German Language Blog

The Curiosity of the German Word “Mütend” Posted by on Apr 22, 2021 in Culture, Language, Television

Ah, the Pandemie (f, pandemic). We’re still in the middle of it, especially with the relatively slow vaccination rate in Europe. Between opening up the country and new Lockdowns (m, lockdown), continuing economic hardship and mentally trying times, there is a lingering frustration among Germans. And there’s a new word for that: Mütend.

What’s mütend?

Curious German Words Mütend Tired Angry

Image made by and used with permission from Sten Ritterfeld, using Photo by engin akyurt on Unsplash and Photo by Sammy Williams on Unsplash

Yes, Mütend! As you could already tell, it is a Kofferwort (n, portmanteau) of the words müde (tired) and wütend (angry). So while you’re wütend that things haven’t moved along, and that we’re still stuck in this pandemic. But you can’t be wütend for that long. At some point, frustration kicks in, and even later, you just get müde of the thing that once made you so mad. You are erschöpft (drained), so to say.

So to combine these feelings of anger, frustration and exhaustion, the word mütend came to light in Germany. Especially around the failed Osterruhe (f, Easter rest), there was a lot of outrage and annoyance at the perceived lackluster crisis management.

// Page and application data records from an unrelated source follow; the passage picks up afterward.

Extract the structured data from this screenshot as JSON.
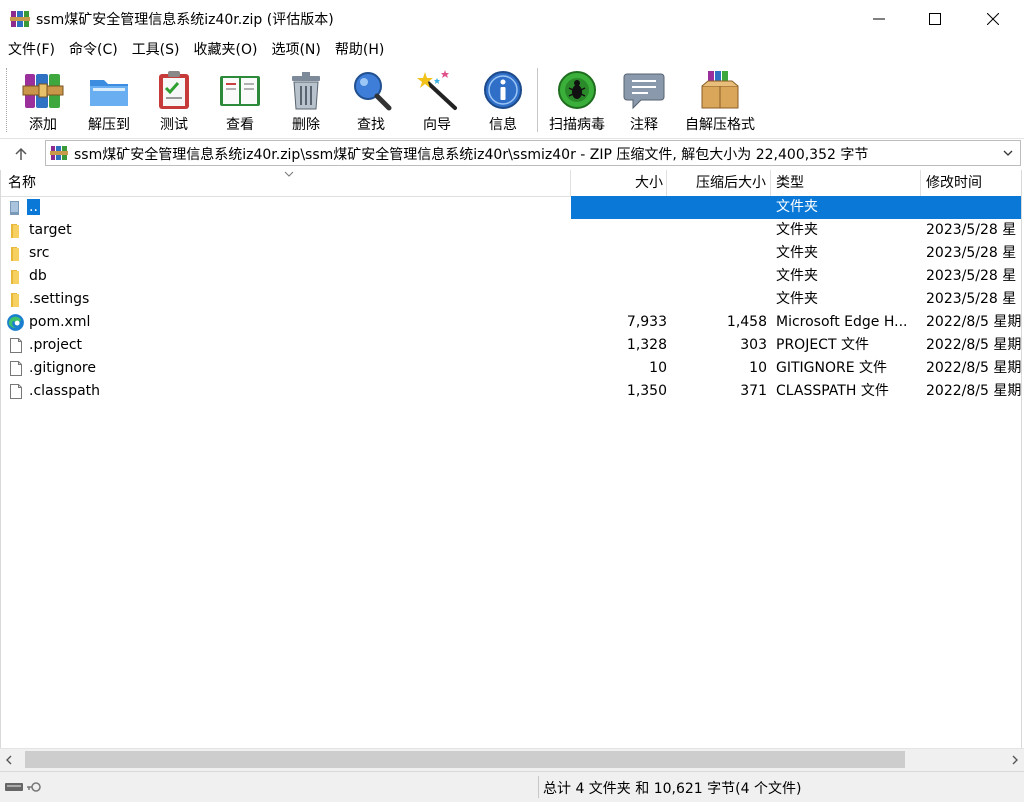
{
  "window": {
    "title": "ssm煤矿安全管理信息系统iz40r.zip (评估版本)",
    "icon": "winrar-archive-icon"
  },
  "menu": [
    "文件(F)",
    "命令(C)",
    "工具(S)",
    "收藏夹(O)",
    "选项(N)",
    "帮助(H)"
  ],
  "toolbar": [
    {
      "label": "添加",
      "icon": "add-archive-icon"
    },
    {
      "label": "解压到",
      "icon": "extract-folder-icon"
    },
    {
      "label": "测试",
      "icon": "test-clipboard-icon"
    },
    {
      "label": "查看",
      "icon": "view-book-icon"
    },
    {
      "label": "删除",
      "icon": "delete-trash-icon"
    },
    {
      "label": "查找",
      "icon": "find-magnifier-icon"
    },
    {
      "label": "向导",
      "icon": "wizard-wand-icon"
    },
    {
      "label": "信息",
      "icon": "info-icon"
    },
    {
      "label": "扫描病毒",
      "icon": "virus-scan-icon"
    },
    {
      "label": "注释",
      "icon": "comment-icon"
    },
    {
      "label": "自解压格式",
      "icon": "sfx-box-icon"
    }
  ],
  "address": {
    "text": "ssm煤矿安全管理信息系统iz40r.zip\\ssm煤矿安全管理信息系统iz40r\\ssmiz40r - ZIP 压缩文件, 解包大小为 22,400,352 字节"
  },
  "columns": {
    "name": "名称",
    "size": "大小",
    "packed": "压缩后大小",
    "type": "类型",
    "modified": "修改时间"
  },
  "files": [
    {
      "name": "..",
      "size": "",
      "packed": "",
      "type": "文件夹",
      "modified": "",
      "icon": "parent-folder-icon",
      "selected": true
    },
    {
      "name": "target",
      "size": "",
      "packed": "",
      "type": "文件夹",
      "modified": "2023/5/28 星",
      "icon": "folder-icon"
    },
    {
      "name": "src",
      "size": "",
      "packed": "",
      "type": "文件夹",
      "modified": "2023/5/28 星",
      "icon": "folder-icon"
    },
    {
      "name": "db",
      "size": "",
      "packed": "",
      "type": "文件夹",
      "modified": "2023/5/28 星",
      "icon": "folder-icon"
    },
    {
      "name": ".settings",
      "size": "",
      "packed": "",
      "type": "文件夹",
      "modified": "2023/5/28 星",
      "icon": "folder-icon"
    },
    {
      "name": "pom.xml",
      "size": "7,933",
      "packed": "1,458",
      "type": "Microsoft Edge H...",
      "modified": "2022/8/5 星期",
      "icon": "edge-icon"
    },
    {
      "name": ".project",
      "size": "1,328",
      "packed": "303",
      "type": "PROJECT 文件",
      "modified": "2022/8/5 星期",
      "icon": "file-icon"
    },
    {
      "name": ".gitignore",
      "size": "10",
      "packed": "10",
      "type": "GITIGNORE 文件",
      "modified": "2022/8/5 星期",
      "icon": "file-icon"
    },
    {
      "name": ".classpath",
      "size": "1,350",
      "packed": "371",
      "type": "CLASSPATH 文件",
      "modified": "2022/8/5 星期",
      "icon": "file-icon"
    }
  ],
  "status": {
    "text": "总计 4 文件夹 和 10,621 字节(4 个文件)"
  },
  "colors": {
    "selection": "#0a78d7",
    "folder": "#f4c94a",
    "background": "#ffffff",
    "statusbar": "#f0f0f0"
  }
}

This pandemic is a sticky one that’s difficult to manage. And most Germans completely understand. The feeling of mütend is not necessarily felt by Corona-Leugner (m, coronavirus deniers), but by everyday Germans – the 08/15 German. It just feels like a never-ending cycle of “breakthrough” COVID measures, only to have disappointing effects.

Where does the word mütend come from?

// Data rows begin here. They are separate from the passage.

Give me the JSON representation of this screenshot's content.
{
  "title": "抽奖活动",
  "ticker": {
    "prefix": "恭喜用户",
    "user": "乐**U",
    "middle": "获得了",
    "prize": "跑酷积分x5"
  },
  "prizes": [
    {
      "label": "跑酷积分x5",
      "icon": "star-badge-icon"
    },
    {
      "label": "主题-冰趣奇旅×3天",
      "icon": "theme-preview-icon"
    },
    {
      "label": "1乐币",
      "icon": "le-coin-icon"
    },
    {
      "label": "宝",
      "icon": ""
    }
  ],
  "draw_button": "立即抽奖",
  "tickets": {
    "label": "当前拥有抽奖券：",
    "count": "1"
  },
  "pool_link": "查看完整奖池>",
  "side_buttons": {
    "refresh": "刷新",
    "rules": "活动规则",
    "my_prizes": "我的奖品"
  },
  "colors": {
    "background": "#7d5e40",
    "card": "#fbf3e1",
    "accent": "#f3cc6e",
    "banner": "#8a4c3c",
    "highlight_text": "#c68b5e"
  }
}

The word isn’t too difficult to come up with, it’s a pretty simple Kofferwort. So it has existed before the Pandemie, for example to describe the prickly mood that you get when you had too little sleep. However, it really blew up this month when Doc Caro wrote a Facebook post about it, that was shared over 70.000 times overnight. Talk show host Markus Lanz also used the word time and time again on his late night talk show:

And Doc Caro also talked about her Facebook post and the feeling mütend on Stern TV:

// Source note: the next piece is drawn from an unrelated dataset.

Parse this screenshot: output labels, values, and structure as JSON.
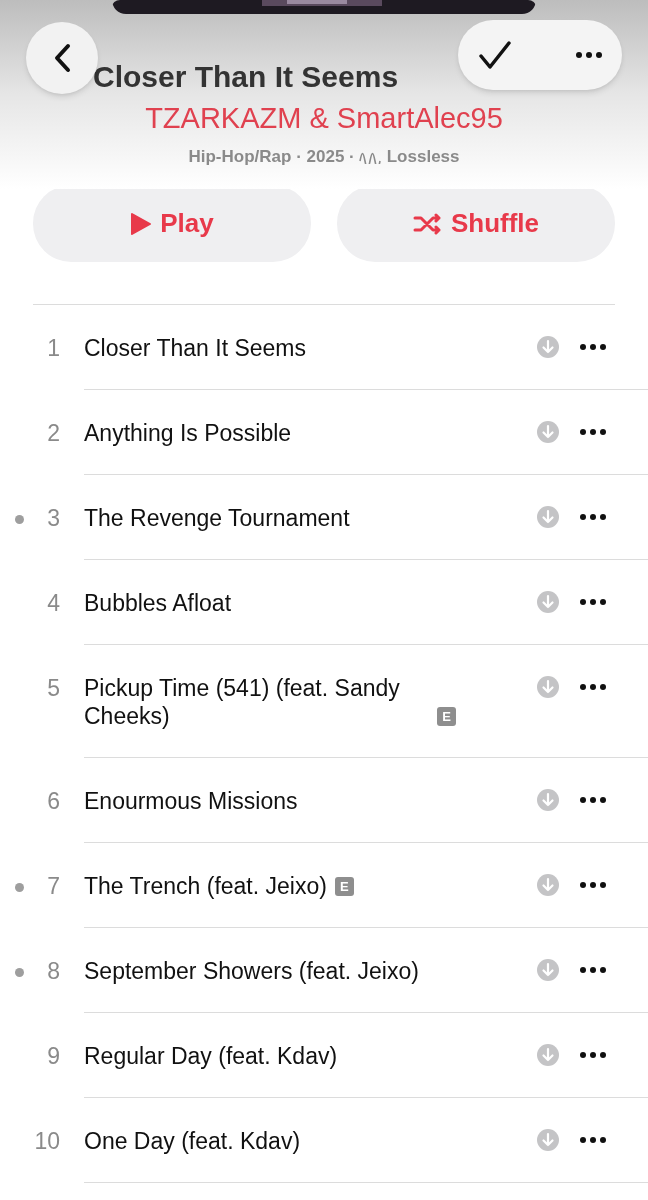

After that, several columnist also started writing about it, as for example Frida Thurm for Zeit and Veronika Wulf for Süddeutsche Zeitung.

Isn’t there a better word than mütend?

The word mütend was the Wort zum Dienstag (Word on Tuesday) on WDR 5 radio. Listen to the short segment by Jana Fischer here:

She describes how mütend is nice and well, but that it doesn’t perfectly describe the other feelings also associated with the pandemic, such as:

ratlos (helpless)

erschöpft (drained)

frustriert (frustrated)

lustlos (listless)

genervt (annoyed)

ausgebrannt (spent)

überdrüssig (weary)

However, none of these words really make good Kofferwörter. So her linguistic solution instead of mütend is as the comic figure Obelix from Asterix and Obelix does when he’s completely overwhelmed with feelings:


Not as elegant, of course.

What do you think of the word mütend? Does it capture the feelings well, or is there a better Kofferwort that you can come up with? I’d love to hear from you, so please let me know in the comments below!


Tags: , , , ,
Keep learning German with us!

Build vocabulary, practice pronunciation, and more with Transparent Language Online. Available anytime, anywhere, on any device.

Try it Free Find it at your Library
Share this:
Pin it

About the Author: Sten

Hi! I am Sten, both Dutch and German. For many years, I've written for the German and the Dutch blogs with a passion for everything related to language and culture. It's fascinating to reflect on my own culture, and in the process allow our readers to learn more about it! Besides blogging, I am a German-Dutch-English translator, animator and filmmaker.


  1. Peter Kretzman:

    Outstanding post. Mütend reminds me of the English formulation of “hangry”.

    • Sten:

      @Peter Kretzman Thank you!
      Hangry, yes! It does feel like a similar word and Kofferwort.